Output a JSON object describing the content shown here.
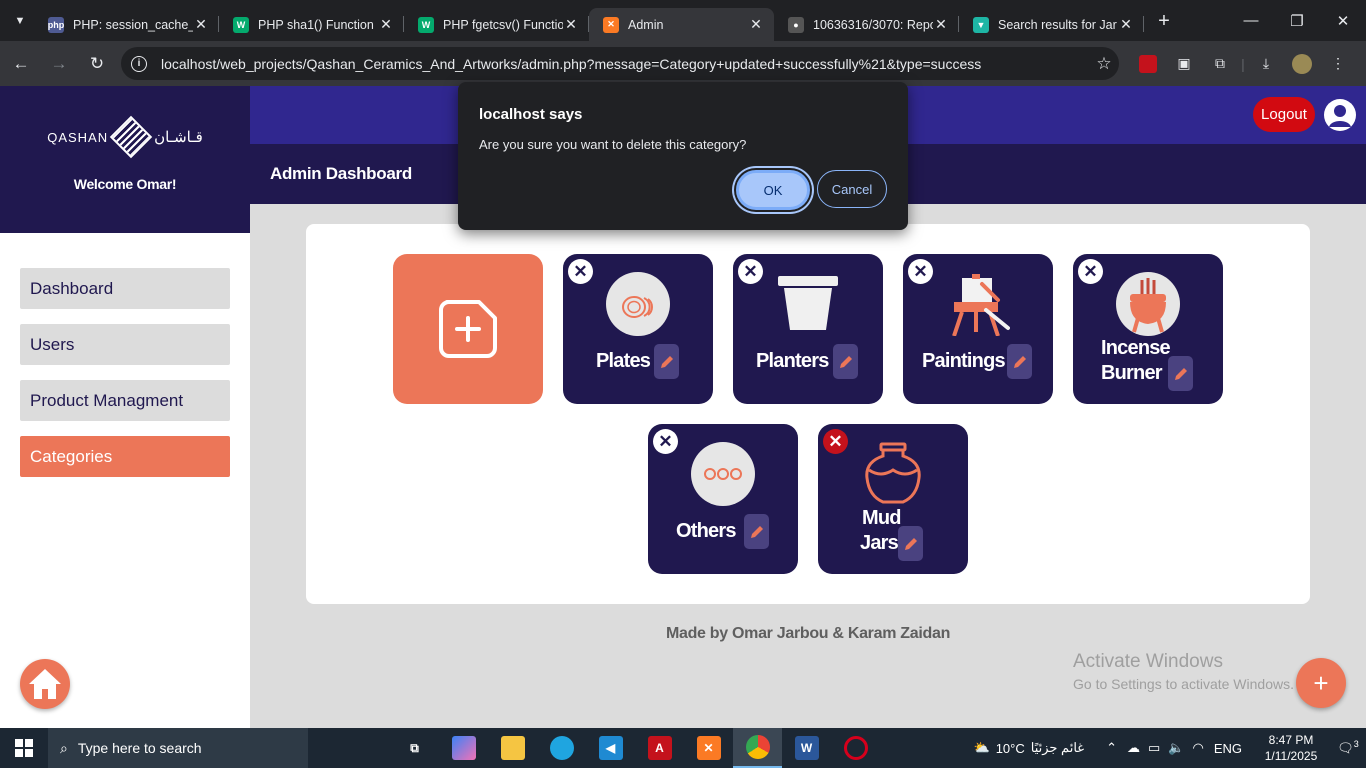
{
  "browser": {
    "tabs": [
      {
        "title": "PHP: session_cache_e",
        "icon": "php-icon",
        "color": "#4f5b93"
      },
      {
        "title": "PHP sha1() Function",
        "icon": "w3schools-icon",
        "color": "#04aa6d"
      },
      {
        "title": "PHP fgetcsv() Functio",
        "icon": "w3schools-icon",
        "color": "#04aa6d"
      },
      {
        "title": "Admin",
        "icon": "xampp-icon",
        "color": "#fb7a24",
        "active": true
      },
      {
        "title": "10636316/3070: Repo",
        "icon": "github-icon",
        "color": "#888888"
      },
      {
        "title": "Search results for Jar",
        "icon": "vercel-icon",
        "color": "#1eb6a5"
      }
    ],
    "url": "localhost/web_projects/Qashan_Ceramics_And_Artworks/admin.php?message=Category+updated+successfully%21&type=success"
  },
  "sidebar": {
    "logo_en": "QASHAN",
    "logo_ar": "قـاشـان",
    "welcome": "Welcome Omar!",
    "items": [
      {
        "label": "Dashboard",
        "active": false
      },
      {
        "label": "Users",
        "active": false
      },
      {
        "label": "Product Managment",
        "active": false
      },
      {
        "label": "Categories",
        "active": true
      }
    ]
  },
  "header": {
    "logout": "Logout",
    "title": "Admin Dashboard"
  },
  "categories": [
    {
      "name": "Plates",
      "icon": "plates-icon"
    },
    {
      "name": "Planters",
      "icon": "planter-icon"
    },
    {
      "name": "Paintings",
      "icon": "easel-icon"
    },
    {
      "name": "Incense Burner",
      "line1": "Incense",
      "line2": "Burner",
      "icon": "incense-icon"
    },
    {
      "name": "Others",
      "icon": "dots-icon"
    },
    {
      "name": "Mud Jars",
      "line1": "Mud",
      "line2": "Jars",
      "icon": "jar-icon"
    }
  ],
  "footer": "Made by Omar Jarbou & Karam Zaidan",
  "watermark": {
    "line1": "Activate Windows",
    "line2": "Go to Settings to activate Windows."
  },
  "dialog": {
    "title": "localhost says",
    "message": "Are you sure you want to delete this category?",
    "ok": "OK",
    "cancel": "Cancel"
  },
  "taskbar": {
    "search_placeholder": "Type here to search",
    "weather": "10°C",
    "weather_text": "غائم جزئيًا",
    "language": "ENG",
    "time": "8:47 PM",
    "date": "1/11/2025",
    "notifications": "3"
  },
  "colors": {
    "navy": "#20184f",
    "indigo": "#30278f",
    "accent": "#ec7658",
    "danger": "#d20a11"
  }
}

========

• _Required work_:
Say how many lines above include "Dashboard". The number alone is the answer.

• _Task output_:
2